Much ink has been spilt about what Jesus means by “earthly things” and “heavenly things.” My hunch is that the topic of both lessons is the same: the doctrine of the Trinity. The first lesson concerns what the Trinity does (earthly things); the second what the Trinity is (heavenly things). In traditional theological terms, the first is about the economic Trinity (the economy of God’s acting among us in time and place), the second about the immanent Trinity (the inner life of the three divine persons). When liturgical calendars feature this passage from John’s Gospel on Trinity Sunday, their choice is inspired.
Theologians may have internal red lights flashing at this point, based on the dual assumption that (1) the Bible does not talk about the Trinity; and (2) the immanent Trinity is the economic Trinity and vice versa (known as Rahner’s Rule). Surely, Jesus doesn’t teach about the Trinity, let alone about the (perhaps erroneous) distinction between economic and immanent Trinity?

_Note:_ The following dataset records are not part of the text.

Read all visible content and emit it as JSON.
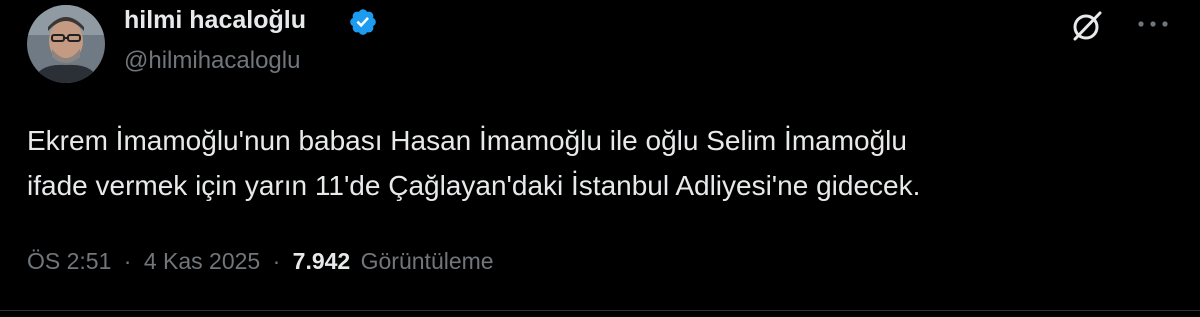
{
  "tweet": {
    "author": {
      "display_name": "hilmi hacaloğlu",
      "handle": "@hilmihacaloglu",
      "verified": true,
      "verified_color": "#1d9bf0"
    },
    "text_lines": [
      "Ekrem İmamoğlu'nun babası Hasan İmamoğlu ile oğlu Selim İmamoğlu",
      "ifade vermek için yarın 11'de Çağlayan'daki İstanbul Adliyesi'ne gidecek."
    ],
    "meta": {
      "time": "ÖS 2:51",
      "separator": "·",
      "date": "4 Kas 2025",
      "views_count": "7.942",
      "views_label": "Görüntüleme"
    },
    "icons": {
      "avatar": "avatar",
      "verified": "verified-badge-icon",
      "grok": "grok-icon",
      "more": "more-options-icon"
    },
    "colors": {
      "background": "#000000",
      "text_primary": "#e7e9ea",
      "text_secondary": "#71767b"
    }
  }
}
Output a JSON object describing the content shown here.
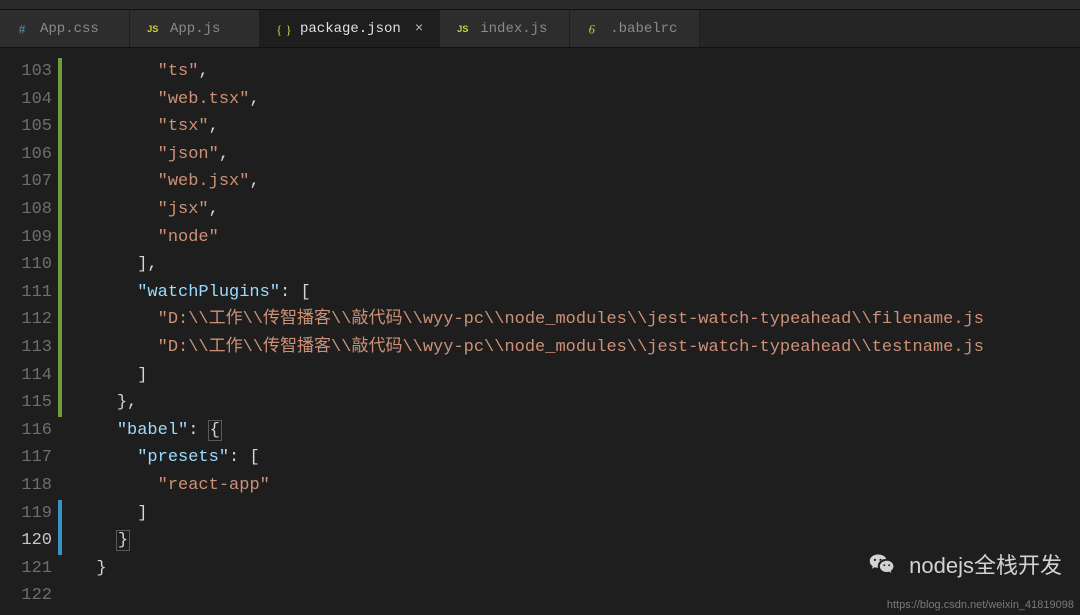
{
  "tabs": [
    {
      "icon": "hash-icon",
      "iconColor": "#519aba",
      "label": "App.css",
      "active": false,
      "dirty": false
    },
    {
      "icon": "js-icon",
      "iconColor": "#cbcb41",
      "label": "App.js",
      "active": false,
      "dirty": false
    },
    {
      "icon": "json-icon",
      "iconColor": "#cbcb41",
      "label": "package.json",
      "active": true,
      "dirty": true
    },
    {
      "icon": "js-icon",
      "iconColor": "#cbcb41",
      "label": "index.js",
      "active": false,
      "dirty": false
    },
    {
      "icon": "babel-icon",
      "iconColor": "#cbcb41",
      "label": ".babelrc",
      "active": false,
      "dirty": false
    }
  ],
  "closeGlyph": "×",
  "lineStart": 103,
  "lineEnd": 122,
  "activeLine": 120,
  "gutterBars": [
    {
      "fromLine": 103,
      "toLine": 115,
      "color": "#6e9e3b"
    },
    {
      "fromLine": 119,
      "toLine": 120,
      "color": "#3794c4"
    }
  ],
  "code": {
    "l103": {
      "indent": 8,
      "str": "\"ts\"",
      "tail": ","
    },
    "l104": {
      "indent": 8,
      "str": "\"web.tsx\"",
      "tail": ","
    },
    "l105": {
      "indent": 8,
      "str": "\"tsx\"",
      "tail": ","
    },
    "l106": {
      "indent": 8,
      "str": "\"json\"",
      "tail": ","
    },
    "l107": {
      "indent": 8,
      "str": "\"web.jsx\"",
      "tail": ","
    },
    "l108": {
      "indent": 8,
      "str": "\"jsx\"",
      "tail": ","
    },
    "l109": {
      "indent": 8,
      "str": "\"node\"",
      "tail": ""
    },
    "l110": {
      "indent": 6,
      "pun": "],"
    },
    "l111": {
      "indent": 6,
      "key": "\"watchPlugins\"",
      "pun": ": ["
    },
    "l112": {
      "indent": 8,
      "str": "\"D:\\\\工作\\\\传智播客\\\\敲代码\\\\wyy-pc\\\\node_modules\\\\jest-watch-typeahead\\\\filename.js",
      "tail": ""
    },
    "l113": {
      "indent": 8,
      "str": "\"D:\\\\工作\\\\传智播客\\\\敲代码\\\\wyy-pc\\\\node_modules\\\\jest-watch-typeahead\\\\testname.js",
      "tail": ""
    },
    "l114": {
      "indent": 6,
      "pun": "]"
    },
    "l115": {
      "indent": 4,
      "pun": "},"
    },
    "l116": {
      "indent": 4,
      "key": "\"babel\"",
      "pun": ": ",
      "brkOpen": "{"
    },
    "l117": {
      "indent": 6,
      "key": "\"presets\"",
      "pun": ": ["
    },
    "l118": {
      "indent": 8,
      "str": "\"react-app\"",
      "tail": ""
    },
    "l119": {
      "indent": 6,
      "pun": "]"
    },
    "l120": {
      "indent": 4,
      "brkClose": "}"
    },
    "l121": {
      "indent": 2,
      "pun": "}"
    },
    "l122": {
      "indent": 0,
      "pun": ""
    }
  },
  "watermark": {
    "text": "nodejs全栈开发"
  },
  "footerUrl": "https://blog.csdn.net/weixin_41819098"
}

I suggest we loosen up on these working assumptions. Jesus begins his lesson by talking about earthly things, what the Trinity does—the economic Trinity. The lesson’s key point is that the Spirit makes us born again from above (3:3). Water and the Spirit—baptism and faith—give us a second birth. Being born a second time means that we become children all over again, “born, not of blood nor of the will of the flesh nor of the will of man, but of God” (1:12).
The Father adopts us as true sons and daughters of God. When we receive the Spirit of adoption, we cry, “Abba! Father!” with Saint Paul (Rom. 8:15). The Spirit unites us to the Son, and with the Son we are children of the Father. This, I think, is the first lesson. Father, Son, and Holy Spirit—all three persons work together in the economy of salvation to make us children of God.